WORK TO COMPLETE -> Each line below must be reproduced exactly as it stands. Pictures stay out of the copy.
[[ RECORDS FOR PROCESSING, beginning ]]
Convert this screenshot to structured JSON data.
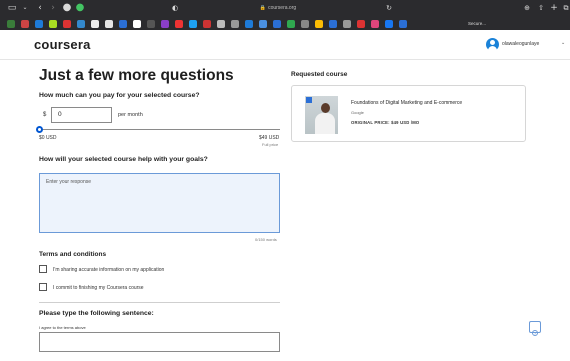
{
  "browser": {
    "address": "coursera.org",
    "favorites_label": "Secure...",
    "toolbar_icons": [
      "sidebar-icon",
      "back-icon",
      "forward-icon",
      "shield-icon",
      "reload-icon",
      "share-icon",
      "new-tab-icon",
      "tabs-icon"
    ],
    "favorite_colors": [
      "#3a7d3a",
      "#c44",
      "#1e7bd8",
      "#ad2",
      "#d33",
      "#38c",
      "#eee",
      "#e5e5e5",
      "#2b6fd6",
      "#fff",
      "#555",
      "#8a3ec8",
      "#e33",
      "#1da1f2",
      "#c33",
      "#bbb",
      "#999",
      "#1e7bd8",
      "#4a90e2",
      "#2b6fd6",
      "#2fa84f",
      "#888",
      "#fbbc04",
      "#2b6fd6",
      "#999",
      "#d33",
      "#e0457b",
      "#1877f2",
      "#2b6fd6"
    ]
  },
  "header": {
    "logo": "coursera",
    "username": "olawaleogunlaye"
  },
  "form": {
    "title": "Just a few more questions",
    "pay_question": "How much can you pay for your selected course?",
    "currency_symbol": "$",
    "amount_value": "0",
    "per_month": "per month",
    "range_min": "$0 USD",
    "range_max": "$49 USD",
    "full_price": "Full price",
    "slider_value": 0,
    "goals_question": "How will your selected course help with your goals?",
    "goals_placeholder": "Enter your response",
    "word_count": "0/150 words",
    "terms_title": "Terms and conditions",
    "terms": [
      {
        "label": "I'm sharing accurate information on my application",
        "checked": false
      },
      {
        "label": "I commit to finishing my Coursera course",
        "checked": false
      }
    ],
    "type_title": "Please type the following sentence:",
    "sentence": "I agree to the terms above"
  },
  "course": {
    "section_title": "Requested course",
    "name": "Foundations of Digital Marketing and E-commerce",
    "provider": "Google",
    "price": "ORIGINAL PRICE: $49 USD /MO"
  },
  "help": {
    "icon": "help-icon"
  }
}
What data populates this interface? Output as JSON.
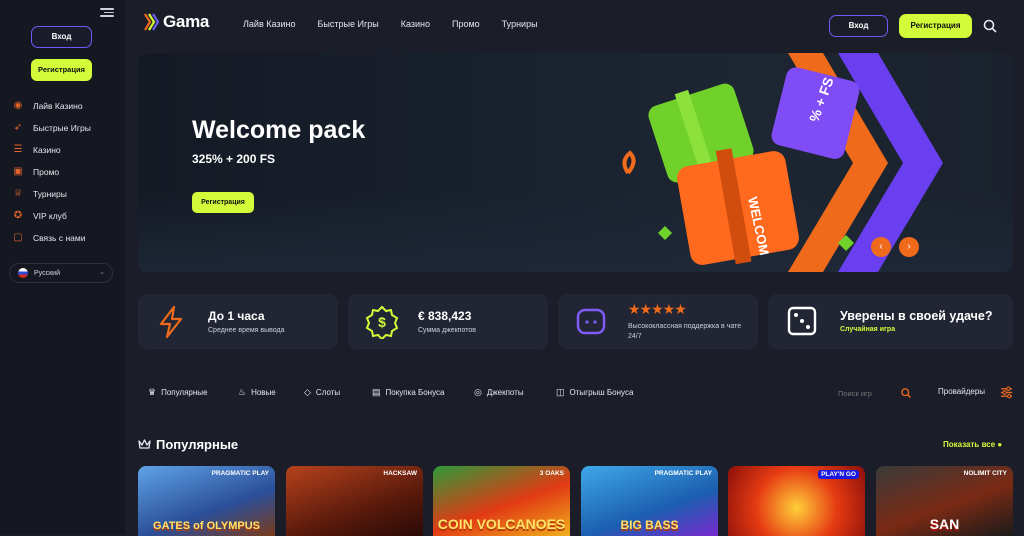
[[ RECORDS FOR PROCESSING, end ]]
ANSWER SPACE ->
Convert this screenshot to structured JSON data.
{
  "browser": {
    "address": "coursera.org",
    "favorites_label": "Secure...",
    "toolbar_icons": [
      "sidebar-icon",
      "back-icon",
      "forward-icon",
      "shield-icon",
      "reload-icon",
      "share-icon",
      "new-tab-icon",
      "tabs-icon"
    ],
    "favorite_colors": [
      "#3a7d3a",
      "#c44",
      "#1e7bd8",
      "#ad2",
      "#d33",
      "#38c",
      "#eee",
      "#e5e5e5",
      "#2b6fd6",
      "#fff",
      "#555",
      "#8a3ec8",
      "#e33",
      "#1da1f2",
      "#c33",
      "#bbb",
      "#999",
      "#1e7bd8",
      "#4a90e2",
      "#2b6fd6",
      "#2fa84f",
      "#888",
      "#fbbc04",
      "#2b6fd6",
      "#999",
      "#d33",
      "#e0457b",
      "#1877f2",
      "#2b6fd6"
    ]
  },
  "header": {
    "logo": "coursera",
    "username": "olawaleogunlaye"
  },
  "form": {
    "title": "Just a few more questions",
    "pay_question": "How much can you pay for your selected course?",
    "currency_symbol": "$",
    "amount_value": "0",
    "per_month": "per month",
    "range_min": "$0 USD",
    "range_max": "$49 USD",
    "full_price": "Full price",
    "slider_value": 0,
    "goals_question": "How will your selected course help with your goals?",
    "goals_placeholder": "Enter your response",
    "word_count": "0/150 words",
    "terms_title": "Terms and conditions",
    "terms": [
      {
        "label": "I'm sharing accurate information on my application",
        "checked": false
      },
      {
        "label": "I commit to finishing my Coursera course",
        "checked": false
      }
    ],
    "type_title": "Please type the following sentence:",
    "sentence": "I agree to the terms above"
  },
  "course": {
    "section_title": "Requested course",
    "name": "Foundations of Digital Marketing and E-commerce",
    "provider": "Google",
    "price": "ORIGINAL PRICE: $49 USD /MO"
  },
  "help": {
    "icon": "help-icon"
  }
}
What data populates this interface? Output as JSON.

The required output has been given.